By Fritzy Dean
Recently I spent several miserable days ”in hospital,” as our British friends would say. Even though I was quite uncomfortable and anxious to get home, there were some lighter moments during my stay. Those moments are my focus here.
The very beginning was far from auspicious. The intake nurse was a young black man. He was clearly bored, having asked the same questions over and over all day.
In a monotone he asked, “How tall are you?”
I told him.
“How much do you weigh?”
I told him, adding, “That is my weight this morning in my birthday suit.”
Without a pause, in the same dry monotone, he said, “Thanks for the visual.”
“Oh, you’re welcome! I’m sure that image is burned into your retinas for all eternity!” It was a little funny and I would have laughed if I hadn’t been in so much pain.
Among other indignities, I was told I would be going down to the basement of the hospital to the ultrasound lab for a tesy. AND I was instructed to EAT ALL DAY.”
Now there was a time, not so long ago, when that order would have made me delirious with glee. Eat All Day? NO problem! Now? Not so much.

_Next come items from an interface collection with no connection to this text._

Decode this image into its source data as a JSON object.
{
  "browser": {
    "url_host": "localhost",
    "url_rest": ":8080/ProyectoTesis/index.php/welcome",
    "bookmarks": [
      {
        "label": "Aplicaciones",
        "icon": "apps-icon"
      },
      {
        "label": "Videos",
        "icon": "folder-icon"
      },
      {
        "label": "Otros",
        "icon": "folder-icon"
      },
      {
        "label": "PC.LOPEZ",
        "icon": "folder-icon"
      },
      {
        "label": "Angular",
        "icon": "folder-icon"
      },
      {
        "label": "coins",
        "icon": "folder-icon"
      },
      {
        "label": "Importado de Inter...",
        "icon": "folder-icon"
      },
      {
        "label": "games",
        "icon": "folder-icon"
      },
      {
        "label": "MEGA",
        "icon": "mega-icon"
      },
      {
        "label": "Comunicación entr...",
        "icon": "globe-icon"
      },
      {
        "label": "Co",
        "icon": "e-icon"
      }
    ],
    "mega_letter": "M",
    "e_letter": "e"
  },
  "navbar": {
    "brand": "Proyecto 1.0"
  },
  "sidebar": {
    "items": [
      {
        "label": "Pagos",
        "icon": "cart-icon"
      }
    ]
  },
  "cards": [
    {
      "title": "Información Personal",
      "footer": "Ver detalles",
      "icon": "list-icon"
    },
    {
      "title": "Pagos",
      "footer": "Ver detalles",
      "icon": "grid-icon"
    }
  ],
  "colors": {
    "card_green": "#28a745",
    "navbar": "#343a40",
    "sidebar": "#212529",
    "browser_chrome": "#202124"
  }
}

I got used to be being quizzed by the nursed. Did you order breakfast? What did you have? Have you eaten lunch? You should order a snack, you know.
When I got to the lab, I was so stuffed that the probe used over my abdomen was painful. I felt like the Goodyear blimp, about to blow. But the tech was happy; he got excellent pictures.
One of the discoveries from that lab trip was a small amount of fluid on my left lung. So, in addition to getting Lasix, a powerful diuretic, every morning I was also given the same dose at night. So there was no sleeping. None.
I got a routine down after a short trial period. Get up, drag my IV pole to the bathroom, empty my bladder, go back to bed. Lie down, arrange the sheet and blanket over me. Get up, drag my IV pole and repeat. Repeat. Repeat.
Every few hours, someone would come into the room and and ask me to look at the pain chart on the wall. The chart had a series of faces drawn in a line, with a smiley face at zero for no pain and a frowning: face at ten, for a lot of pain.
“The face I need is not on there,” I told them. “The face I’m feeling is a fire-breathing dragon and your numbers don’t go high enough to record it.”
Finally the pain began to subside. I felt as if I had gone 12 rounds with Mike Tyson. He kicked my butt, too.
One day the nurse, again a young black man, told me that instead of his usual five patients, he had six that day. AND he was the charge nurse so he would be extremely busy. Because of this, he asked if I would confine myself to the room, please?
WHAT? The only time I have left this room is on a gurney. Where do you think I would go? Just stay confined in the room, ma’am. Okay. Sigh. That is how I discovered I was in the maximum security Unit.
Another day, I was desperately trying to nap, while “housekeeping” was clearing the room. The housekeeper was picking up linens and trash and swinging a dust mop, all while speaking seriously into her phone. I was not trying to listen.
In fact, I was trying NOT to listen, when she raised her voice enough to be heard in Galveston. “Listen Here! I hope you don’t think my life is all rainbows and unicorn farts, 'cause it’s not!”
She saw me looking at her with my mouth and my ears wide open. She dropped her voice to a whisper, so I never heard the definition of unicorn farts. I was very disappointed. I’m still wondering if they smell like rainbows. What do rainbows smell like, anyway?
In spite of these light moments of levity, I was grateful to escape. My bed had missed me dreadfully. We were so happy to be reunited. If my prayers are answered, this will be my last visit to the charming, alarming oh-so-grueling eat-all-day, pee-all-night establishment in the Texas Medical Center.
[EDITORIAL NOTE: Reader's stories are welcome. If you have not published here or not recently, please read submission instructions. Only one story per email.]